Exercise
Report how many lines in the listing below include the string "label", and write nothing more.

Material for this task
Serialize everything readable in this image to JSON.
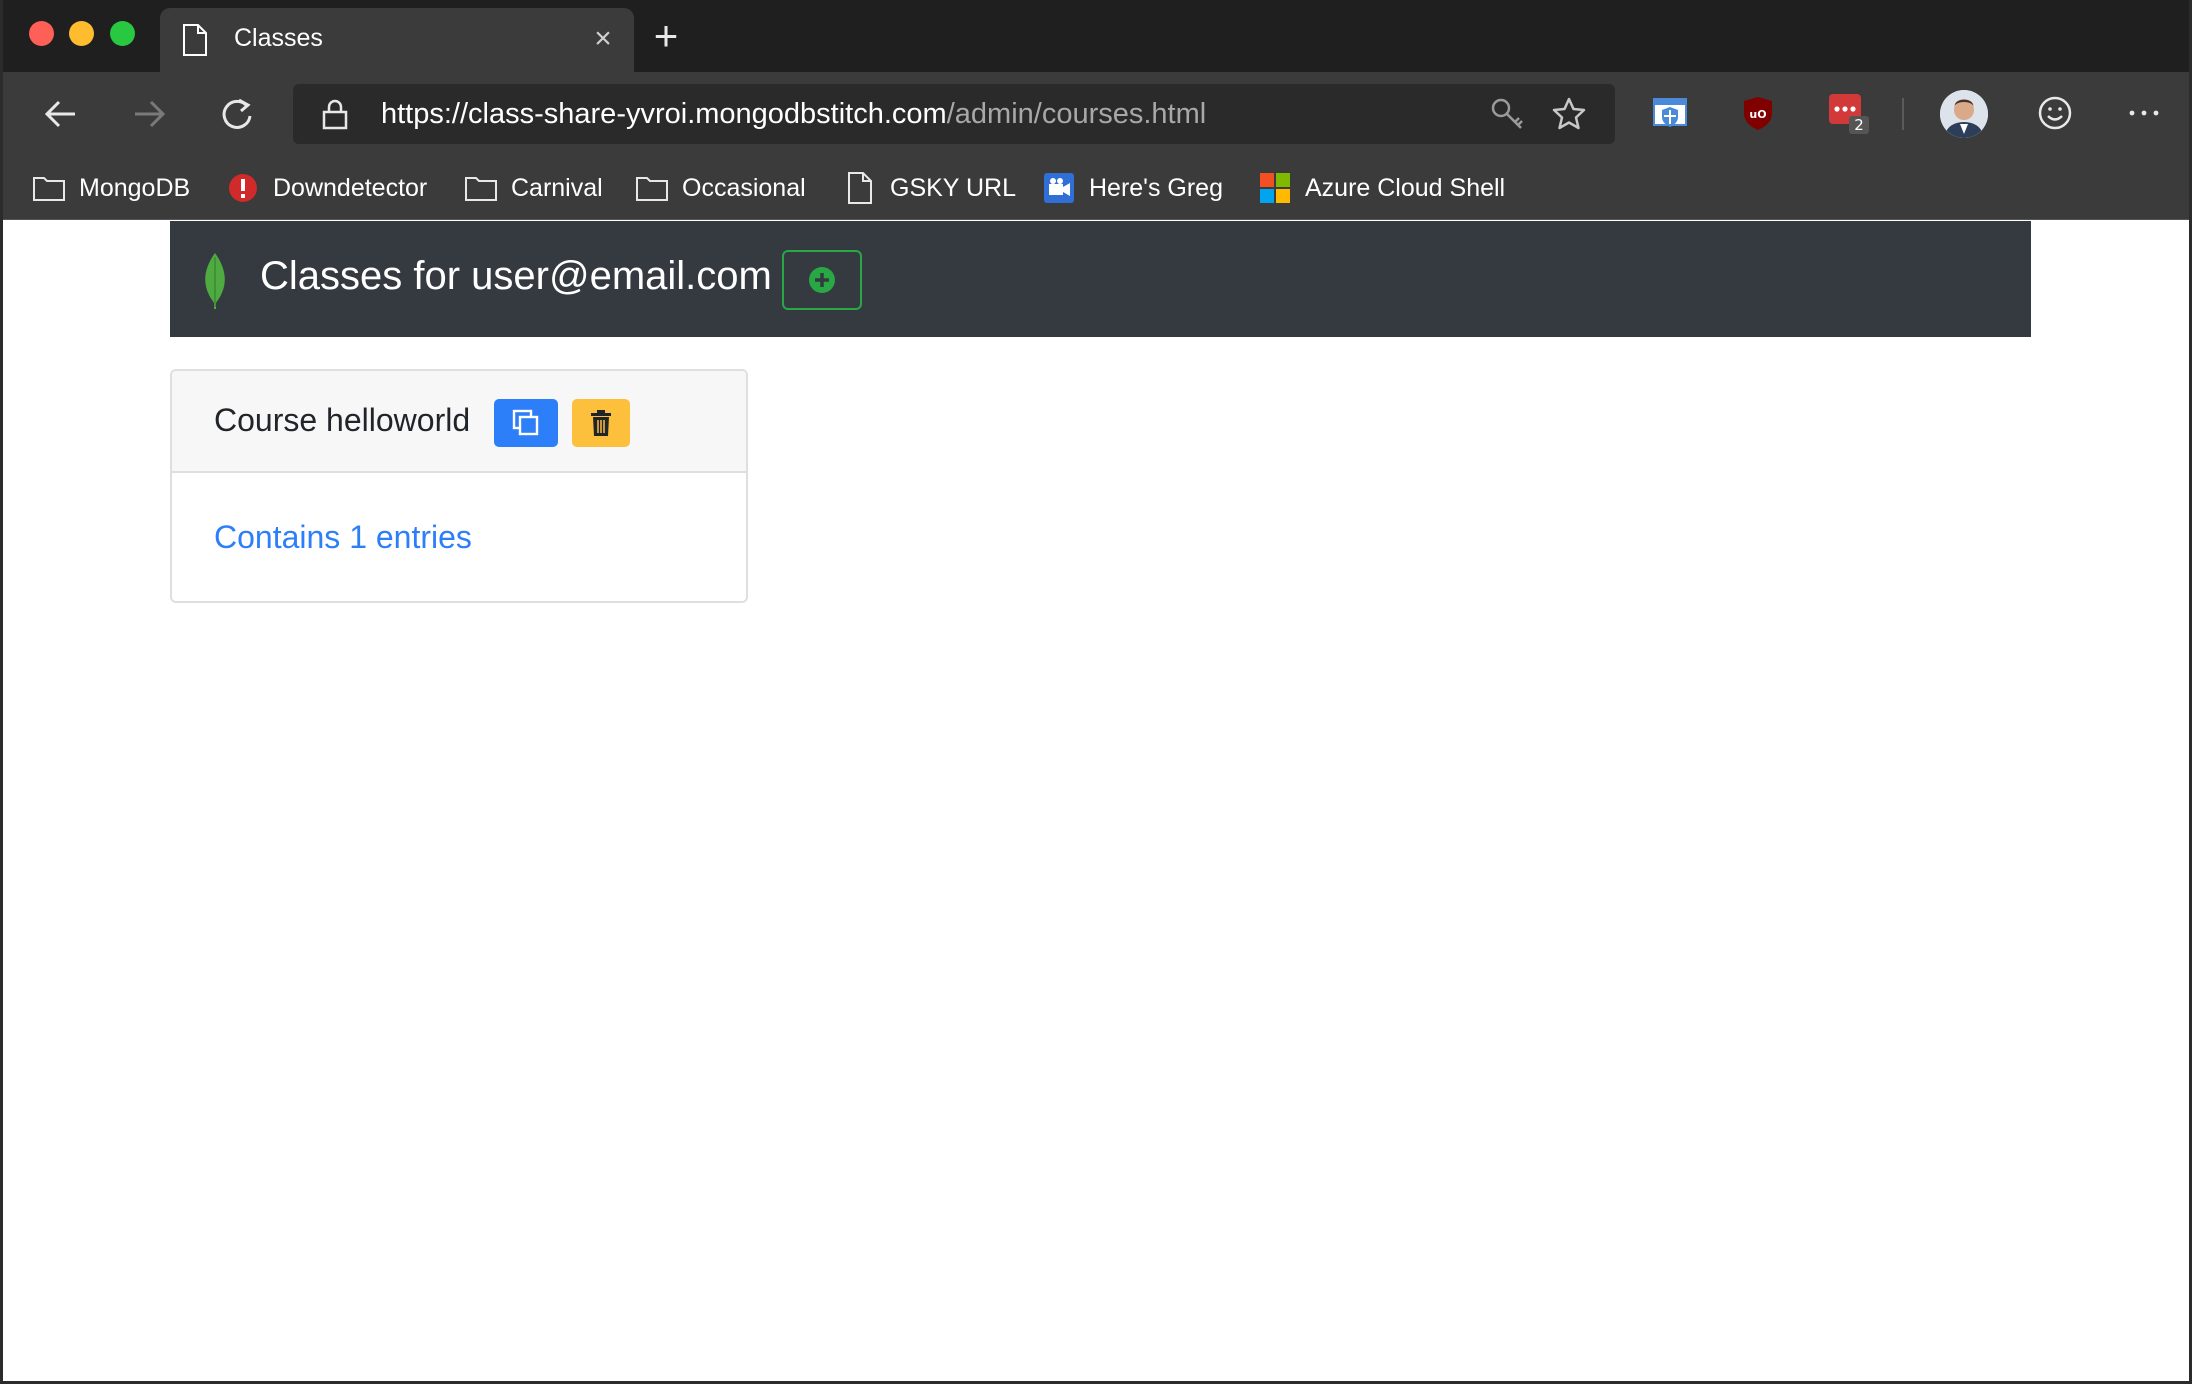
{
  "browser": {
    "tab_title": "Classes",
    "url_host": "https://class-share-yvroi.mongodbstitch.com",
    "url_path": "/admin/courses.html",
    "extension_badge": "2"
  },
  "bookmarks": [
    {
      "label": "MongoDB",
      "icon": "folder-icon"
    },
    {
      "label": "Downdetector",
      "icon": "alert-icon"
    },
    {
      "label": "Carnival",
      "icon": "folder-icon"
    },
    {
      "label": "Occasional",
      "icon": "folder-icon"
    },
    {
      "label": "GSKY URL",
      "icon": "page-icon"
    },
    {
      "label": "Here's Greg",
      "icon": "video-icon"
    },
    {
      "label": "Azure Cloud Shell",
      "icon": "microsoft-icon"
    }
  ],
  "app": {
    "title": "Classes for user@email.com"
  },
  "courses": [
    {
      "title": "Course helloworld",
      "entries_text": "Contains 1 entries"
    }
  ],
  "colors": {
    "header_bg": "#343a40",
    "accent_green": "#28a745",
    "primary_blue": "#2d7ff9",
    "warning_yellow": "#fcc03d"
  }
}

Solution to the exercise
7